Multidisciplinary artist, Steven Restagno wins Artscape Award for Best in Student at the Toronto Outdoor Art Fair
Steven Restagno was awarded the Artscape Award for Best in Student at the Toronto Outdoor Art Fair this past July. As a multidisciplinary artist, Steven works in photography, video, sound and installation, but his primary focus has always been figurative painting. Steven had recently completed his Bachelor of Arts degree, major in Fine Arts at the University of Waterloo and was spearheading his creative career before applying for MFA program. The Artscape Award will aid in launching his creative career by offering a solo exhibition at Artscape Youngplace’s Hallway Galleries in July 2020 and a self-directed artist residency at Artscape Gibraltar Point this winter. Learn more about Steven’s recent artistic practice:

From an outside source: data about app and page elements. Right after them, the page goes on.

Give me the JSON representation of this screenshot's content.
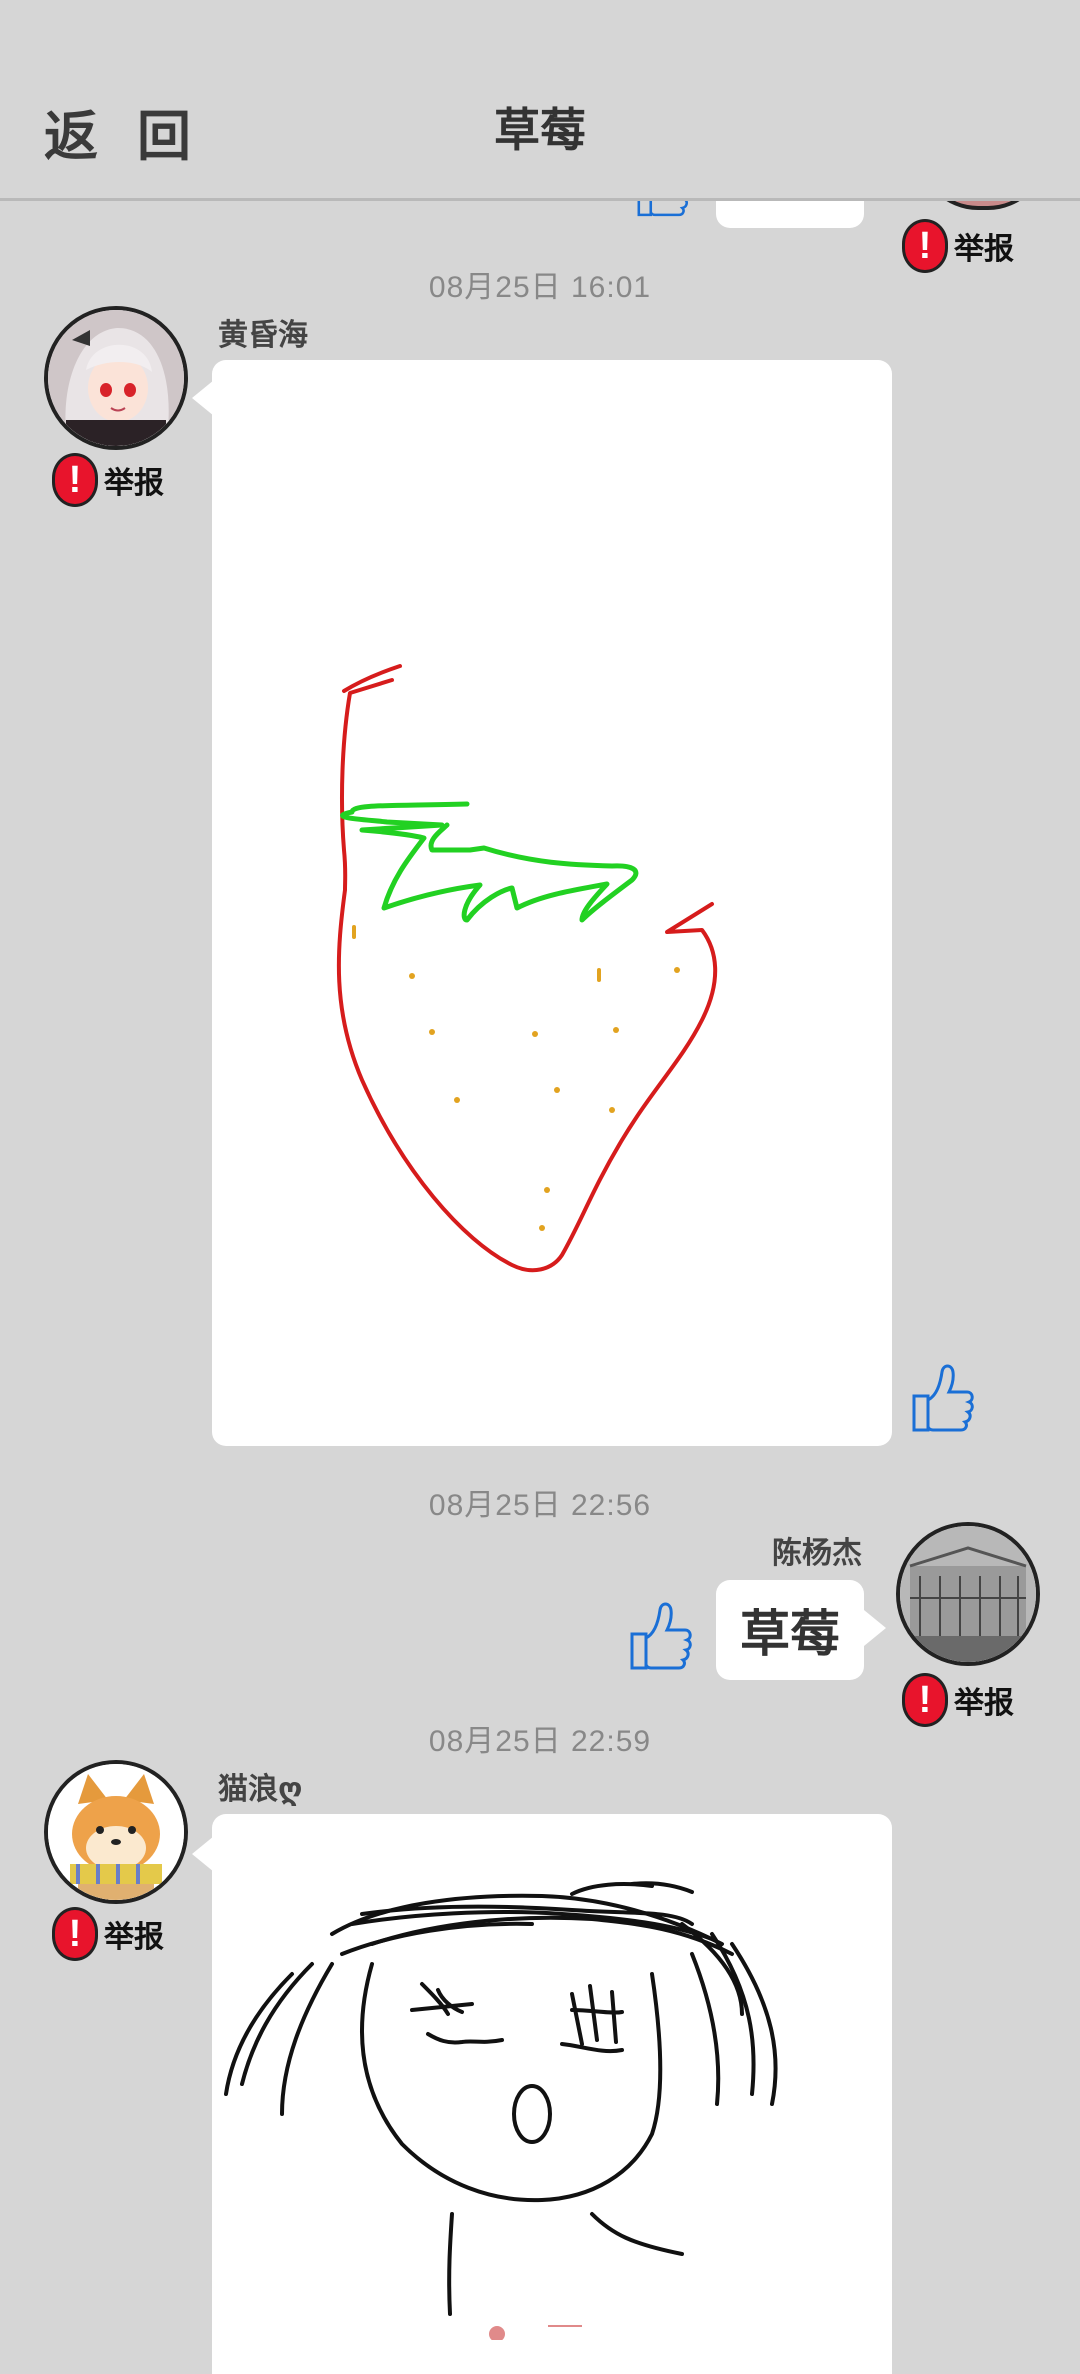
{
  "header": {
    "back_label": "返 回",
    "title": "草莓"
  },
  "report_label": "举报",
  "messages": [
    {
      "time": "08月25日  16:01",
      "user": "黄昏海",
      "type": "drawing",
      "drawing": "strawberry"
    },
    {
      "time": "08月25日  22:56",
      "user": "陈杨杰",
      "type": "text",
      "text": "草莓"
    },
    {
      "time": "08月25日  22:59",
      "user": "猫浪ღ",
      "type": "drawing",
      "drawing": "face-sketch"
    }
  ],
  "colors": {
    "background": "#d6d6d6",
    "report_red": "#e8142c",
    "like_blue": "#1a6fd6"
  },
  "icons": [
    "like-thumb-icon",
    "report-exclamation-icon"
  ]
}
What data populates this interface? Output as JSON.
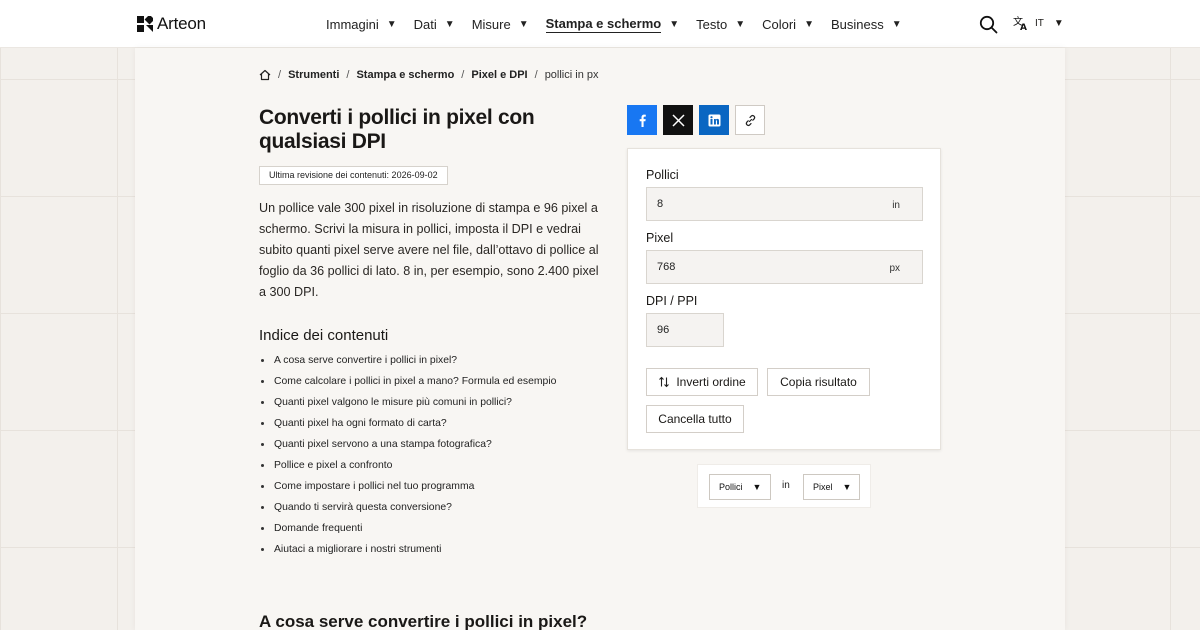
{
  "header": {
    "logo_text": "Arteon",
    "nav": [
      {
        "label": "Immagini",
        "active": false
      },
      {
        "label": "Dati",
        "active": false
      },
      {
        "label": "Misure",
        "active": false
      },
      {
        "label": "Stampa e schermo",
        "active": true
      },
      {
        "label": "Testo",
        "active": false
      },
      {
        "label": "Colori",
        "active": false
      },
      {
        "label": "Business",
        "active": false
      }
    ],
    "lang_label": "IT",
    "icons": {
      "search": "search-icon",
      "language": "translate-icon",
      "caret": "▼"
    }
  },
  "breadcrumb": {
    "items": [
      "Strumenti",
      "Stampa e schermo",
      "Pixel e DPI"
    ],
    "current": "pollici in px",
    "separator": "/"
  },
  "page": {
    "title": "Converti i pollici in pixel con qualsiasi DPI",
    "revision": "Ultima revisione dei contenuti: 2026-09-02",
    "intro": "Un pollice vale 300 pixel in risoluzione di stampa e 96 pixel a schermo. Scrivi la misura in pollici, imposta il DPI e vedrai subito quanti pixel serve avere nel file, dall’ottavo di pollice al foglio da 36 pollici di lato. 8 in, per esempio, sono 2.400 pixel a 300 DPI.",
    "toc_title": "Indice dei contenuti",
    "toc": [
      "A cosa serve convertire i pollici in pixel?",
      "Come calcolare i pollici in pixel a mano? Formula ed esempio",
      "Quanti pixel valgono le misure più comuni in pollici?",
      "Quanti pixel ha ogni formato di carta?",
      "Quanti pixel servono a una stampa fotografica?",
      "Pollice e pixel a confronto",
      "Come impostare i pollici nel tuo programma",
      "Quando ti servirà questa conversione?",
      "Domande frequenti",
      "Aiutaci a migliorare i nostri strumenti"
    ],
    "section_title": "A cosa serve convertire i pollici in pixel?"
  },
  "share": {
    "icons": [
      "facebook-icon",
      "x-icon",
      "linkedin-icon",
      "link-icon"
    ],
    "colors": {
      "facebook": "#1877f2",
      "x": "#111111",
      "linkedin": "#0a66c2"
    }
  },
  "converter": {
    "inches_label": "Pollici",
    "inches_value": "8",
    "inches_unit": "in",
    "pixels_label": "Pixel",
    "pixels_value": "768",
    "pixels_unit": "px",
    "dpi_label": "DPI / PPI",
    "dpi_value": "96",
    "swap_label": "Inverti ordine",
    "copy_label": "Copia risultato",
    "clear_label": "Cancella tutto"
  },
  "unit_selector": {
    "from": "Pollici",
    "separator": "in",
    "to": "Pixel"
  }
}
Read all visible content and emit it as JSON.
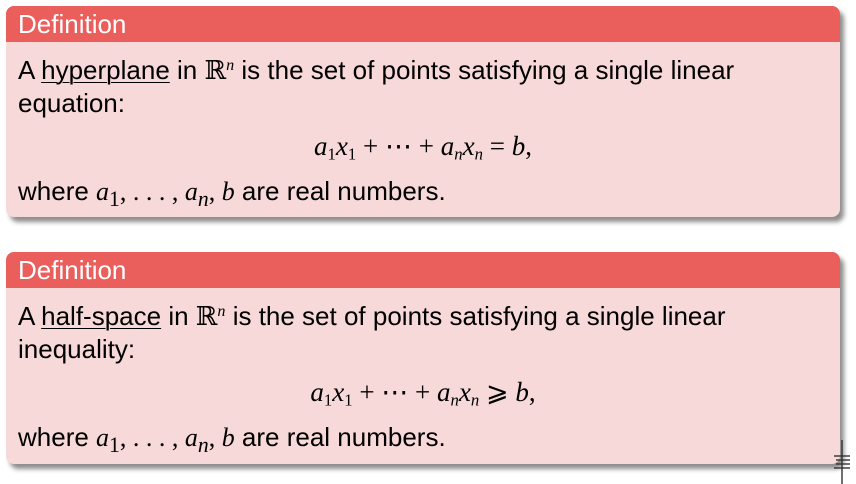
{
  "definitions": [
    {
      "title": "Definition",
      "intro_before": "A ",
      "term": "hyperplane",
      "intro_in": " in ",
      "space": "ℝ",
      "space_exp": "n",
      "intro_after": " is the set of points satisfying a single linear equation:",
      "display": {
        "a1": "a",
        "s1": "1",
        "x1": "x",
        "t1": "1",
        "plus_dots_plus": " + ⋯ + ",
        "an": "a",
        "sn": "n",
        "xn": "x",
        "tn": "n",
        "relation": " = ",
        "rhs": "b",
        "end": ","
      },
      "where_before": "where ",
      "where_vars": {
        "a": "a",
        "one": "1",
        "dots": ", . . . , ",
        "a2": "a",
        "n": "n",
        "comma": ", ",
        "b": "b"
      },
      "where_after": " are real numbers."
    },
    {
      "title": "Definition",
      "intro_before": "A ",
      "term": "half-space",
      "intro_in": " in ",
      "space": "ℝ",
      "space_exp": "n",
      "intro_after": " is the set of points satisfying a single linear inequality:",
      "display": {
        "a1": "a",
        "s1": "1",
        "x1": "x",
        "t1": "1",
        "plus_dots_plus": " + ⋯ + ",
        "an": "a",
        "sn": "n",
        "xn": "x",
        "tn": "n",
        "relation": " ⩾ ",
        "rhs": "b",
        "end": ","
      },
      "where_before": "where ",
      "where_vars": {
        "a": "a",
        "one": "1",
        "dots": ", . . . , ",
        "a2": "a",
        "n": "n",
        "comma": ", ",
        "b": "b"
      },
      "where_after": " are real numbers."
    }
  ]
}
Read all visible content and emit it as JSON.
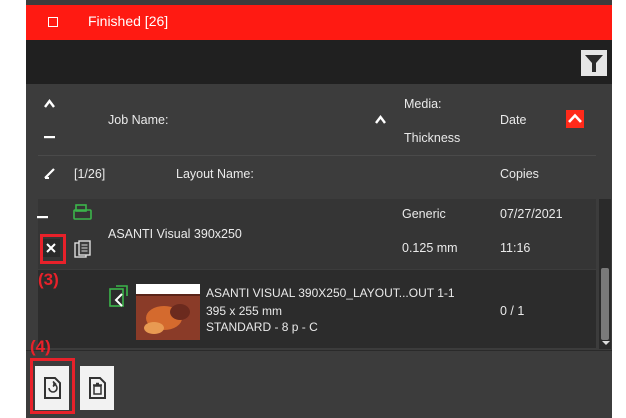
{
  "header": {
    "title": "Finished [26]"
  },
  "columns": {
    "job_name": "Job Name:",
    "media": "Media:",
    "thickness": "Thickness",
    "date": "Date",
    "count": "[1/26]",
    "layout_name": "Layout Name:",
    "copies": "Copies"
  },
  "job": {
    "name": "ASANTI Visual 390x250",
    "media": "Generic",
    "thickness": "0.125 mm",
    "date": "07/27/2021",
    "time": "11:16"
  },
  "layout": {
    "name": "ASANTI VISUAL 390X250_LAYOUT...OUT 1-1",
    "size": "395 x 255 mm",
    "mode": "STANDARD - 8 p - C",
    "copies": "0 / 1"
  },
  "annotations": {
    "three": "(3)",
    "four": "(4)"
  },
  "colors": {
    "accent": "#ff1a12",
    "annotation": "#e8212a",
    "panel": "#3c3c3c",
    "icon_green": "#3bb54a"
  }
}
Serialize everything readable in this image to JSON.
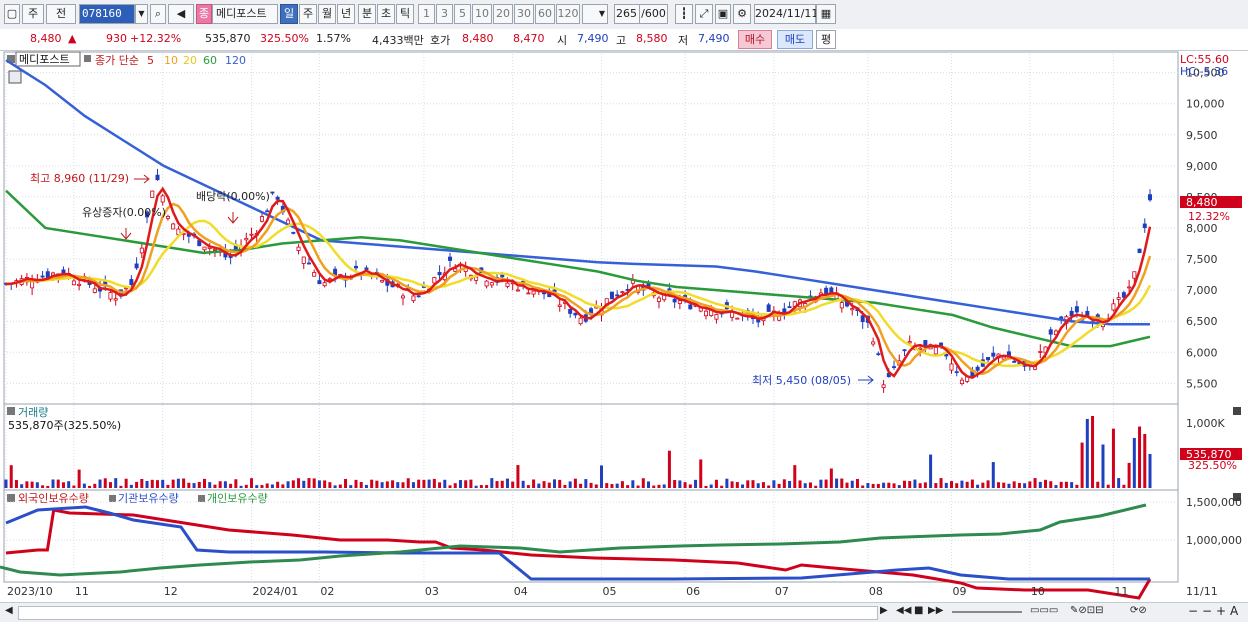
{
  "toolbar": {
    "mode1": "주",
    "mode2": "전",
    "code": "078160",
    "stock_name": "메디포스트",
    "badge": "종",
    "periods": [
      "일",
      "주",
      "월",
      "년",
      "분",
      "초",
      "틱"
    ],
    "intervals": [
      "1",
      "3",
      "5",
      "10",
      "20",
      "30",
      "60",
      "120"
    ],
    "count": "265",
    "count_max": "/600",
    "date": "2024/11/11"
  },
  "quote": {
    "price": "8,480",
    "change": "930",
    "change_pct": "+12.32%",
    "volume": "535,870",
    "volume_pct": "325.50%",
    "turnover_pct": "1.57%",
    "amount": "4,433백만",
    "bid_label": "호가",
    "ask": "8,480",
    "bid": "8,470",
    "open_label": "시",
    "open": "7,490",
    "high_label": "고",
    "high": "8,580",
    "low_label": "저",
    "low": "7,490",
    "buy_label": "매수",
    "sell_label": "매도",
    "avg_label": "평"
  },
  "price_panel": {
    "name": "메디포스트",
    "ma_title": "종가 단순",
    "ma_periods": [
      "5",
      "10",
      "20",
      "60",
      "120"
    ],
    "lc": "LC:55.60",
    "hc": "HC:-5.36",
    "max_label": "최고 8,960 (11/29)",
    "min_label": "최저 5,450 (08/05)",
    "event1": "유상증자(0.00%)",
    "event2": "배당락(0.00%)",
    "price_tag": "8,480",
    "pct_tag": "12.32%"
  },
  "volume_panel": {
    "title": "거래량",
    "value": "535,870주(325.50%)",
    "tag": "535,870",
    "tag_pct": "325.50%"
  },
  "holding_panel": {
    "legend": [
      "외국인보유수량",
      "기관보유수량",
      "개인보유수량"
    ]
  },
  "colors": {
    "up": "#d0021b",
    "down": "#1f3fbf",
    "ma5": "#e01a1a",
    "ma10": "#f0a020",
    "ma20": "#f2dc2a",
    "ma60": "#2a9a3a",
    "ma120": "#3560d8"
  },
  "chart_data": [
    {
      "type": "line",
      "title": "메디포스트",
      "x": [
        "2023/10",
        "11",
        "12",
        "2024/01",
        "02",
        "03",
        "04",
        "05",
        "06",
        "07",
        "08",
        "09",
        "10",
        "11",
        "11/11"
      ],
      "yticks": [
        5500,
        6000,
        6500,
        7000,
        7500,
        8000,
        8500,
        9000,
        9500,
        10000,
        10500
      ],
      "ylim": [
        5200,
        10800
      ],
      "series": [
        {
          "name": "120",
          "values": [
            10700,
            10300,
            9800,
            9400,
            9000,
            8700,
            8400,
            8100,
            7800,
            7750,
            7700,
            7650,
            7600,
            7550,
            7500,
            7450,
            7420,
            7400,
            7380,
            7300,
            7200,
            7100,
            7000,
            6900,
            6800,
            6700,
            6600,
            6500,
            6450,
            6450
          ]
        },
        {
          "name": "60",
          "values": [
            8600,
            8000,
            7900,
            7800,
            7700,
            7600,
            7650,
            7750,
            7800,
            7850,
            7800,
            7700,
            7600,
            7500,
            7400,
            7300,
            7150,
            7050,
            7000,
            6950,
            6900,
            6850,
            6800,
            6700,
            6600,
            6400,
            6250,
            6100,
            6100,
            6250
          ]
        }
      ]
    },
    {
      "type": "bar",
      "title": "거래량",
      "yticks": [
        "1,000K"
      ],
      "last_value": 535870
    },
    {
      "type": "line",
      "title": "보유수량",
      "yticks": [
        1000000,
        1500000
      ],
      "series": [
        {
          "name": "외국인보유수량"
        },
        {
          "name": "기관보유수량"
        },
        {
          "name": "개인보유수량"
        }
      ]
    }
  ]
}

Can you describe the creative process of working up a large painting?
SR: I dilute my paint with a lot of solvents, which keeps it thin, malleable and prone to changing unpredictably after being applied to the surface and I ﬁnd it’s best to ﬁnish a piece in one sitting while the paint and solvent are still wet. This makes the biggest challenge of working large scale to be ﬁnishing before the solvent fully dries, and if I do end up working over a dried layer, the challenge is trying not to lose the initial immediacy and surface quality achieved from the ﬁrst sitting.
Marko (2018), Oil on Linen, 11 x 16.
I really like to over-plan how I’m going to approach a painting and then forget it all once I’ve started. I also tend to rely on my photographic references for areas where I want to really nail the anatomy, while other parts are much looser and subject to completely dissolving with solvent. It might seem redundant, but when it comes to large paintings the advice I wish I could give my younger self is to use a bigger brush!
Marko II (2019), Oil on Panel, 6 x 6.
What drew you to portraiture and oil painting?
SR: I was drawn to portraiture initially as a kind of exercise in intimacy. Many of the people that I’ve painted are close to me in one way or another, and the process can act as a sort of mediation between identity, appearance, and relationship. Historically, I think a lot of painting is embedded in a narrative of romanticization and idealization, and it can be very moving in ways that are hard to pin down.
Solus (2019), Oil on Canvas, 48 x 60.
Coming out of tradition that’s so rich in history, with all its religious tropes, drama, nudity, voyeurism and intellectual criticism, I think it provides an interesting framework to examine contemporary sexualities and queerness.
Undine I (2019), Polyester, Paper, Wirespeakers, LED lights.
You recently produced two sound sculptures for a show at the University of Waterloo. Can you describe these works and the process of designing them?
SR: Undine was a series of two installations that were my ﬁrst big opportunity to bring my passion for music and interactive space into my practice. The sculptures were each constructed around a speaker, with LED lights and translucent layers of coloured papers and polyester materials. They were either built up from the ground into large archways or hanging from the ceiling like human sized cocoons, ﬁlling up the darks spaces with a soft, colourful glow. The sound compositions that I designed were made of many layers of processed voices, like a musical language, and each sculpture had its own voice and corresponding light. It was a huge pleasure developing the necessary technical skills and I have to thank Jane Tingely, a faculty member at the University of Waterloo, for her insight.
Reflection I (2019), Digital Image.
What has been the benefit of experimenting in new media?
SR: As with any creative or intellectual pursuit, branching out into diﬀerent disciplines gives your ideas a chance to cross-pollinate and ﬂourish. I’ve found that focusing all of my attention into a single way of working is ultimately counter productive, and there are just certain things that can’t be said with painting. The more time I spend with different forms of art making, the more meaningful conceptual, technical and aesthetic understanding I end up bringing to all methods of creating.
Stay tuned for details about Steven Restagno’s upcoming solo show at Artscape Youngplace from July 19-25, 2020.